(INFORMATION GIVEN begins)

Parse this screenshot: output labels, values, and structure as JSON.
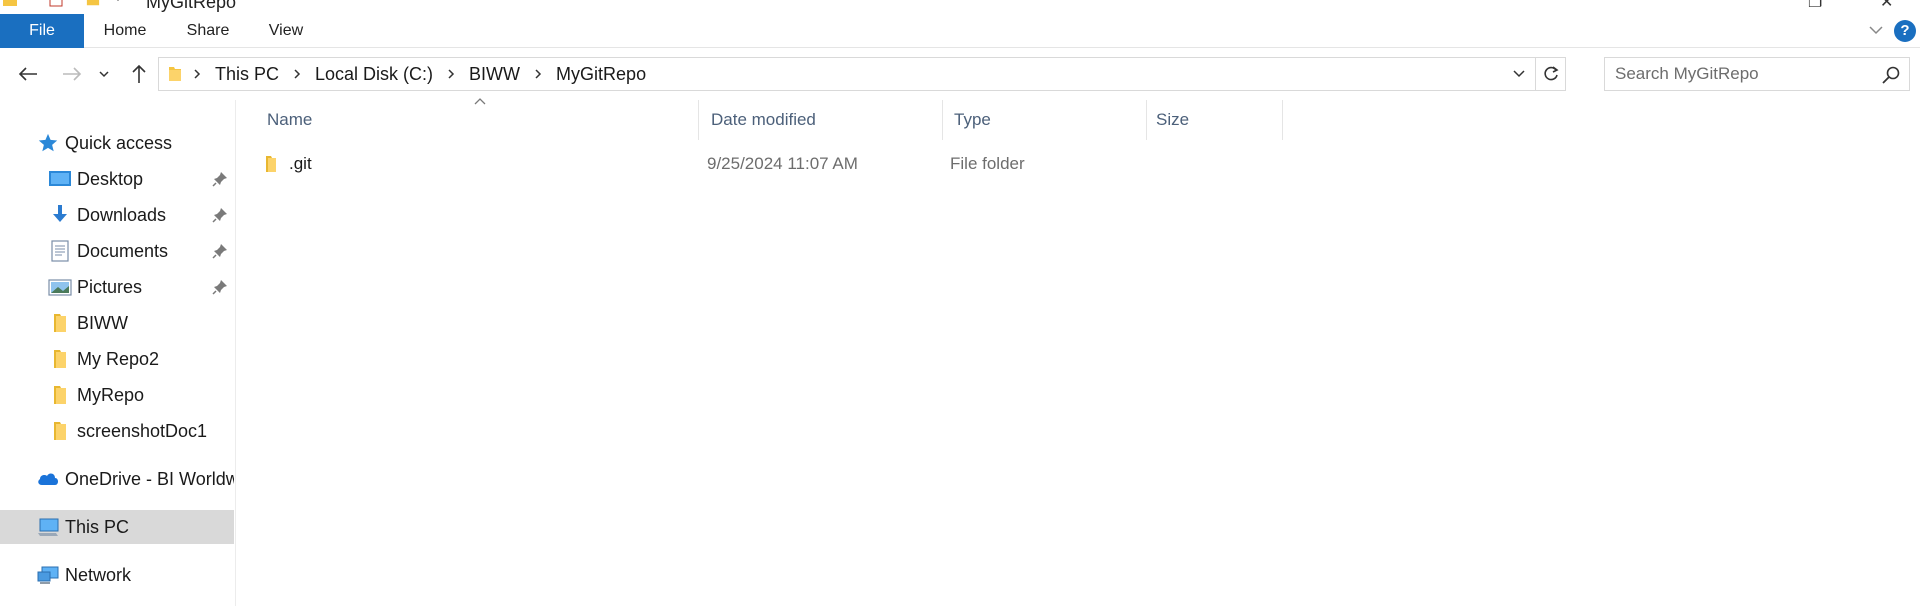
{
  "window": {
    "title": "MyGitRepo"
  },
  "ribbon": {
    "tabs": [
      {
        "label": "File"
      },
      {
        "label": "Home"
      },
      {
        "label": "Share"
      },
      {
        "label": "View"
      }
    ],
    "accent_color": "#1a6fc0"
  },
  "address": {
    "crumbs": [
      "This PC",
      "Local Disk (C:)",
      "BIWW",
      "MyGitRepo"
    ]
  },
  "search": {
    "placeholder": "Search MyGitRepo"
  },
  "nav": {
    "quick_access": "Quick access",
    "pinned": [
      {
        "label": "Desktop",
        "icon": "desktop-icon"
      },
      {
        "label": "Downloads",
        "icon": "download-icon"
      },
      {
        "label": "Documents",
        "icon": "documents-icon"
      },
      {
        "label": "Pictures",
        "icon": "pictures-icon"
      }
    ],
    "folders": [
      {
        "label": "BIWW"
      },
      {
        "label": "My Repo2"
      },
      {
        "label": "MyRepo"
      },
      {
        "label": "screenshotDoc1"
      }
    ],
    "onedrive": "OneDrive - BI Worldw",
    "this_pc": "This PC",
    "network": "Network"
  },
  "columns": {
    "name": "Name",
    "date_modified": "Date modified",
    "type": "Type",
    "size": "Size"
  },
  "files": [
    {
      "name": ".git",
      "date_modified": "9/25/2024 11:07 AM",
      "type": "File folder",
      "size": ""
    }
  ]
}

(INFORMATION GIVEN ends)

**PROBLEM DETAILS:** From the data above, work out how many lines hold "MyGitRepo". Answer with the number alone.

**WRITTEN SOLUTION:** 3